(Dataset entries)
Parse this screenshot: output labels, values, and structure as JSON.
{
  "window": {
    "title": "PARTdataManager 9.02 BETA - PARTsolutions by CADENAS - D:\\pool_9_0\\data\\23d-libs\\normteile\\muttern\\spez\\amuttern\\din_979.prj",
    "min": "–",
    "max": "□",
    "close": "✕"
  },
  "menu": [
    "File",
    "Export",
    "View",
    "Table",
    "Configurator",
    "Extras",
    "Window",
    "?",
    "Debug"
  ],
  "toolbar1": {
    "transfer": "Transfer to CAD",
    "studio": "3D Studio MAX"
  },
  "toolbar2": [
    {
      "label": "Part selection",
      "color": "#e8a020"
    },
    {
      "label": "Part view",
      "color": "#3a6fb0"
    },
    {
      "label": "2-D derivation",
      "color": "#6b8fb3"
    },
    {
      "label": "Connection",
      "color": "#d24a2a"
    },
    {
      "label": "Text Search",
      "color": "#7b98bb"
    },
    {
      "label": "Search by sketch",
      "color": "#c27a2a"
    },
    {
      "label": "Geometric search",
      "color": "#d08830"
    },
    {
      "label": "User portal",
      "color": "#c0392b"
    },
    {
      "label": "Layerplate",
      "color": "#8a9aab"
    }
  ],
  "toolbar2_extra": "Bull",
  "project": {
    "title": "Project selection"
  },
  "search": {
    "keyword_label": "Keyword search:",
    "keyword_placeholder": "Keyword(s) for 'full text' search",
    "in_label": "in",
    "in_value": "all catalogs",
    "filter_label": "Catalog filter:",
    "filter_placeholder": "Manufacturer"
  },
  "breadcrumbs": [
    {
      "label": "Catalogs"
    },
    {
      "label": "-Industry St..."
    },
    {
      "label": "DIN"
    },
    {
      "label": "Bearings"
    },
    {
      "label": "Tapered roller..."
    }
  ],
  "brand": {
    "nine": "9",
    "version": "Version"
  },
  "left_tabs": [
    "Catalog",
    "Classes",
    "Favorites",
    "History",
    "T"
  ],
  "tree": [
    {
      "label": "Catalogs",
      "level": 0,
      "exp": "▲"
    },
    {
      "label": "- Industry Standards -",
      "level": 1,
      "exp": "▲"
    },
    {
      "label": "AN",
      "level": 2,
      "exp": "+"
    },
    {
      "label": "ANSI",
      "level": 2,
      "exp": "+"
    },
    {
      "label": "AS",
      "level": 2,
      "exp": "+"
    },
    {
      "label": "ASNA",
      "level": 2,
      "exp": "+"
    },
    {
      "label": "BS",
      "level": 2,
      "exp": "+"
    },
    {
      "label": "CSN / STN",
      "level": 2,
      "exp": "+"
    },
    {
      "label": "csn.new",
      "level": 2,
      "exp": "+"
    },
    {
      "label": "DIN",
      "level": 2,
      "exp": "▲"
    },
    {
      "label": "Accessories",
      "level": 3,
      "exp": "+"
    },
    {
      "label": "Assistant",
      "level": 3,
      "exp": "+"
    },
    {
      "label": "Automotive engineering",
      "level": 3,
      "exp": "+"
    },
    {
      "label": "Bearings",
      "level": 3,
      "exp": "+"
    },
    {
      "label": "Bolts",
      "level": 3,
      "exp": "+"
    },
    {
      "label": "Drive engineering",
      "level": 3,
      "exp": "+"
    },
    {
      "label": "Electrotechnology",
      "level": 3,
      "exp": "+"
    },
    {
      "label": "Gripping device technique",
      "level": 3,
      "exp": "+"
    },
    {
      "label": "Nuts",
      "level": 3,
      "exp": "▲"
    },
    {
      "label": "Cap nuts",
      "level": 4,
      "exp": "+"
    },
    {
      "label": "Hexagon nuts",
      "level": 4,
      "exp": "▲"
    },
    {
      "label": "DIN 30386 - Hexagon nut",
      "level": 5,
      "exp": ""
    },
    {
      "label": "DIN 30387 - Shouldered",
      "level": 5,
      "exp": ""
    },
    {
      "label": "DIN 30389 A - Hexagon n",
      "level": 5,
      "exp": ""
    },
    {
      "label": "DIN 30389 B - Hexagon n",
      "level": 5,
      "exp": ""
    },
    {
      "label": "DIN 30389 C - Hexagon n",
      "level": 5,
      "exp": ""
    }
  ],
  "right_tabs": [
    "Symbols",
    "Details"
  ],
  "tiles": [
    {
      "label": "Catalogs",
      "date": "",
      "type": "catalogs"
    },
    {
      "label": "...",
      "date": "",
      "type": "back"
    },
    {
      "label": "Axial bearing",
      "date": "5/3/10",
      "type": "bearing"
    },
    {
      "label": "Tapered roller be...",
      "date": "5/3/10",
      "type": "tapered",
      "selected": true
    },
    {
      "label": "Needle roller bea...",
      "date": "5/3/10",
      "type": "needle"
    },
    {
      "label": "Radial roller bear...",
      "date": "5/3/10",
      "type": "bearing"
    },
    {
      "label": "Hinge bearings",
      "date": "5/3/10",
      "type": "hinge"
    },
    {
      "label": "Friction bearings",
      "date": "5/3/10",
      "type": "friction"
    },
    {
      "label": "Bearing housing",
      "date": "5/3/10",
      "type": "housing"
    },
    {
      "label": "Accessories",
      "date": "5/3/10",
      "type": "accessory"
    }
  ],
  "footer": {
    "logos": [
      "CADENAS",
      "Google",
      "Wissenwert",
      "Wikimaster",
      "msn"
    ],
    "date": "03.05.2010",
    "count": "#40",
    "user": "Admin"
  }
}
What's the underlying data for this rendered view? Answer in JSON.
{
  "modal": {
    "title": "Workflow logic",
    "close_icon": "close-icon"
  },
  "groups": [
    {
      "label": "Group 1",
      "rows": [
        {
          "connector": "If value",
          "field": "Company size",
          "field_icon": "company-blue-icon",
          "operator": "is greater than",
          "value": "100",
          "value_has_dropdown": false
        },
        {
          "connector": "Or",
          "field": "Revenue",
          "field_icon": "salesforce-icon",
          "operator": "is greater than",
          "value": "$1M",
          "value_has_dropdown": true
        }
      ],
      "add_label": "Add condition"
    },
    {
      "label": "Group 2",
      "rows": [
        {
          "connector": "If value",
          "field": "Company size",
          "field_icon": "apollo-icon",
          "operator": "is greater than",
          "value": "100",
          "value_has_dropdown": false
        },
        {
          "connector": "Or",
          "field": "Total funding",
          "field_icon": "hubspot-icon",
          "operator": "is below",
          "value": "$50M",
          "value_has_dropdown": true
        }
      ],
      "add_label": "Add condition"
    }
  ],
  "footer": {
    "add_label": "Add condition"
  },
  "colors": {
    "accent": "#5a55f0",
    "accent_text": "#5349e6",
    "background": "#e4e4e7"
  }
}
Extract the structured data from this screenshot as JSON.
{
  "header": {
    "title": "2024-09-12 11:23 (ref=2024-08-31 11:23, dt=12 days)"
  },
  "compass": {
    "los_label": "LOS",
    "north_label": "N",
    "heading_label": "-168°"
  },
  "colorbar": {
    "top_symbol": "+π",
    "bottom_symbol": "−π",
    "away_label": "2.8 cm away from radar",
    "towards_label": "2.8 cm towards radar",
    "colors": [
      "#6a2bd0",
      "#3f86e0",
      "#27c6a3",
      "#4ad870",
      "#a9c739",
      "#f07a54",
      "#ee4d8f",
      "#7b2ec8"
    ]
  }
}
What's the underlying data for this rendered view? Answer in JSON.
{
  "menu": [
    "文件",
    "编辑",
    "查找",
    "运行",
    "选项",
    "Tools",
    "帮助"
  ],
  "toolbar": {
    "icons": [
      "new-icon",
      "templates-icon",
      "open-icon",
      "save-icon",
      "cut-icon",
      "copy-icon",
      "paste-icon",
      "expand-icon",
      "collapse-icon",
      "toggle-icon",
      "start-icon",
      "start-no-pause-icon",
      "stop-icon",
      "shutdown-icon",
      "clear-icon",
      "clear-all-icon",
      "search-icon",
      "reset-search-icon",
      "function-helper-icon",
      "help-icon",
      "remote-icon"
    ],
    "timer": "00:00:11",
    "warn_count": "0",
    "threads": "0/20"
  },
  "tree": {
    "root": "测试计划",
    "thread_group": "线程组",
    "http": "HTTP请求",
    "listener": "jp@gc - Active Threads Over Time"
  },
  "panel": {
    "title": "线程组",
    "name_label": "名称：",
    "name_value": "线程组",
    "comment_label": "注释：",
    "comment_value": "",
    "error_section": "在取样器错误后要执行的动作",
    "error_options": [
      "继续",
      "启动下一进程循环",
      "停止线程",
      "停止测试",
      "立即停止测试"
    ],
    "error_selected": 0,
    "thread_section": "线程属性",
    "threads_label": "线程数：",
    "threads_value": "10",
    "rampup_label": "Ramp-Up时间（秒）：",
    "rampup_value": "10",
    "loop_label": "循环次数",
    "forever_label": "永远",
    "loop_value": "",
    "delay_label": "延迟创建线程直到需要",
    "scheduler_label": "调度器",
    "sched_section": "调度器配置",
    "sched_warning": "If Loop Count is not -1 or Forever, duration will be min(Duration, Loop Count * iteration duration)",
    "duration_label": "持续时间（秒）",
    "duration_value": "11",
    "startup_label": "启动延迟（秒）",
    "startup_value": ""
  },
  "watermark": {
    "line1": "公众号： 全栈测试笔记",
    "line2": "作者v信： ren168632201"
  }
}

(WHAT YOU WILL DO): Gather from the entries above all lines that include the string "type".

(EXERCISE OUTPUT):
      "type": "catalogs"
      "type": "back"
      "type": "bearing"
      "type": "tapered",
      "type": "needle"
      "type": "bearing"
      "type": "hinge"
      "type": "friction"
      "type": "housing"
      "type": "accessory"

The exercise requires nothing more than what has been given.